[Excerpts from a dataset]
------------------------------------

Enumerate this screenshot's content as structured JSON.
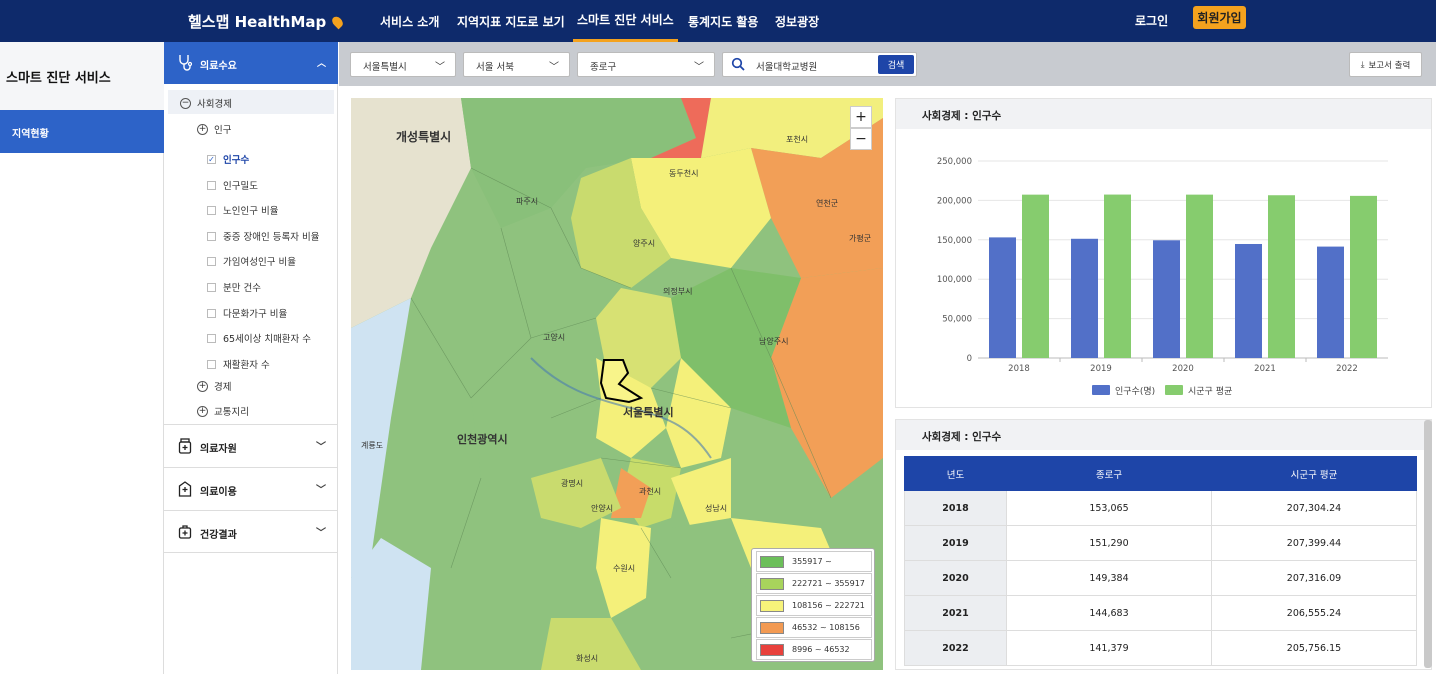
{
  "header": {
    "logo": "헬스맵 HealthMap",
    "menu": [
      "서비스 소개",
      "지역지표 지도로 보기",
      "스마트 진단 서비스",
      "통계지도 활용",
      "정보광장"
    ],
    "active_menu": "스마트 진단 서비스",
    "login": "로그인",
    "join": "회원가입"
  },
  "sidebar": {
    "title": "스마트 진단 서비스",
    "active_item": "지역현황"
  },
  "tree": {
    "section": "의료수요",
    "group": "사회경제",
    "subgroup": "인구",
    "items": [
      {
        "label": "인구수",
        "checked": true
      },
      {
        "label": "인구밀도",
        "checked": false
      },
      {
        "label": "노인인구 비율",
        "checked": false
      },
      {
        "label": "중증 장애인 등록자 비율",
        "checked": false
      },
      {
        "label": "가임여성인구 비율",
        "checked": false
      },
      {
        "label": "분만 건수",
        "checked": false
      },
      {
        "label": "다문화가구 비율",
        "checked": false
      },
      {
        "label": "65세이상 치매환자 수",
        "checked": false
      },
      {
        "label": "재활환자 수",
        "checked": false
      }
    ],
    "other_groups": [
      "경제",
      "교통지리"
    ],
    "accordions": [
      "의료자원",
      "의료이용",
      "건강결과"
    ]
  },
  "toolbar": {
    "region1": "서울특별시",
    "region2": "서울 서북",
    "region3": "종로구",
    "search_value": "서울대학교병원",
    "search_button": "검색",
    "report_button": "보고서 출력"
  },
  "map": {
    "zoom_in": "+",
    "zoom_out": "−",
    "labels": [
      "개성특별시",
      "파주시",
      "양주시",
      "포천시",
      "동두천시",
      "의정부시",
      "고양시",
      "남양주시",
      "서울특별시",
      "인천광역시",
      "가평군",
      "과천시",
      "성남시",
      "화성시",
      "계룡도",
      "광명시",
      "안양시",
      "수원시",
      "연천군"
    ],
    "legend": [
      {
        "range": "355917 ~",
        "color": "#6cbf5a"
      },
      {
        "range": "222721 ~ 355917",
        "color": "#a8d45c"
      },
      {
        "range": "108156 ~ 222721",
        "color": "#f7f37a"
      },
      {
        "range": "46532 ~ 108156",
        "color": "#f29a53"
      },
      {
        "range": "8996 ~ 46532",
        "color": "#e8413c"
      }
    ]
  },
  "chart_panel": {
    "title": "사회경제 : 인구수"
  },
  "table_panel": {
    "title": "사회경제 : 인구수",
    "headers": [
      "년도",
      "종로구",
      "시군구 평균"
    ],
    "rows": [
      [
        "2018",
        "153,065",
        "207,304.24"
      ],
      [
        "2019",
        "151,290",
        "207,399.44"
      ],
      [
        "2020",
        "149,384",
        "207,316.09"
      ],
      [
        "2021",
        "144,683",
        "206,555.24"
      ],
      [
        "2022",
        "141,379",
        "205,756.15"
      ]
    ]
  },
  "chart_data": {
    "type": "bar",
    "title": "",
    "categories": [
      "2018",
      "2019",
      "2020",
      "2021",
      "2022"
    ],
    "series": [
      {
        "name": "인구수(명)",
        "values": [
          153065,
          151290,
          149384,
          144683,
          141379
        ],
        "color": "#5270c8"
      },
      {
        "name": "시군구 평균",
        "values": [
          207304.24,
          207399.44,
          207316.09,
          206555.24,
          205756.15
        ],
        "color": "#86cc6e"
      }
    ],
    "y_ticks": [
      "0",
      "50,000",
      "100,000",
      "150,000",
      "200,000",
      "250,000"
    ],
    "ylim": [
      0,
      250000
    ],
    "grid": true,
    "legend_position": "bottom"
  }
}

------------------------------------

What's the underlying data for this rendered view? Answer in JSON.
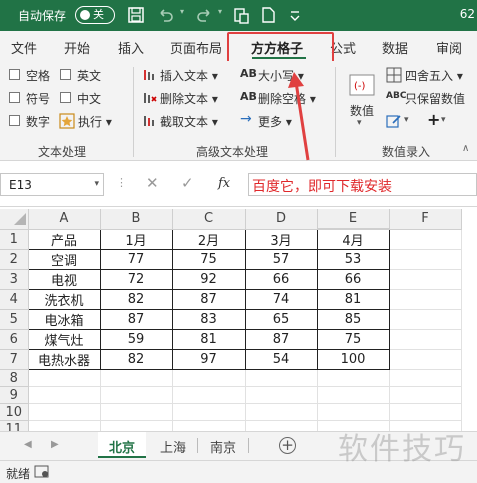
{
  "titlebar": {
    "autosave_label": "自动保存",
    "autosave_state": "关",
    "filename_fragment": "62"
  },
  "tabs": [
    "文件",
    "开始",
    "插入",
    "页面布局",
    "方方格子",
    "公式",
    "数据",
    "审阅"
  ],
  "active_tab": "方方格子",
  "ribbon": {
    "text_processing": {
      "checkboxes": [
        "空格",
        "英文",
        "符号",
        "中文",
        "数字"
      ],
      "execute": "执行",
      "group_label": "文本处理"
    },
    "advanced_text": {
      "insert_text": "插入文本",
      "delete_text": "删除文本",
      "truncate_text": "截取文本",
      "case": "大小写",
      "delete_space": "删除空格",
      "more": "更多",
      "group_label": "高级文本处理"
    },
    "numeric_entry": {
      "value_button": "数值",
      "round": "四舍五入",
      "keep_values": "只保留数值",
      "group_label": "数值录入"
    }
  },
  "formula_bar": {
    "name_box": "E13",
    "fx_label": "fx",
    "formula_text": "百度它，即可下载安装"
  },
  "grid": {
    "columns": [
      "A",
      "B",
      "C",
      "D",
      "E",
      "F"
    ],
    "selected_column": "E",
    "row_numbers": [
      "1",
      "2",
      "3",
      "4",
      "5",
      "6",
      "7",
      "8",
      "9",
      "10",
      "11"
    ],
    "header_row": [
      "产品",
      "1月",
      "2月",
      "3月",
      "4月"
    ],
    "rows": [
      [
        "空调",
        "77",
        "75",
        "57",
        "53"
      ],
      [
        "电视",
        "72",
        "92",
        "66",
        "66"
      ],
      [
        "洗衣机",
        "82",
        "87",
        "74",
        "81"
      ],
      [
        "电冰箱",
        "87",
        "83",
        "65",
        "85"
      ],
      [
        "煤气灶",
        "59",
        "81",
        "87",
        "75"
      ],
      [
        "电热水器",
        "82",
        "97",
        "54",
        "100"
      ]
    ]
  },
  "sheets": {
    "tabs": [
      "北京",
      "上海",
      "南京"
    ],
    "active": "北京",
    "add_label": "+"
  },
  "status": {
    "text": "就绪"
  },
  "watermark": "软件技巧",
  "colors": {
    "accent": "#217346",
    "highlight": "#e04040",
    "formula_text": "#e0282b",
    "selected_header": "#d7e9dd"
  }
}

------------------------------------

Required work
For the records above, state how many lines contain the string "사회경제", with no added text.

Completed exercise
3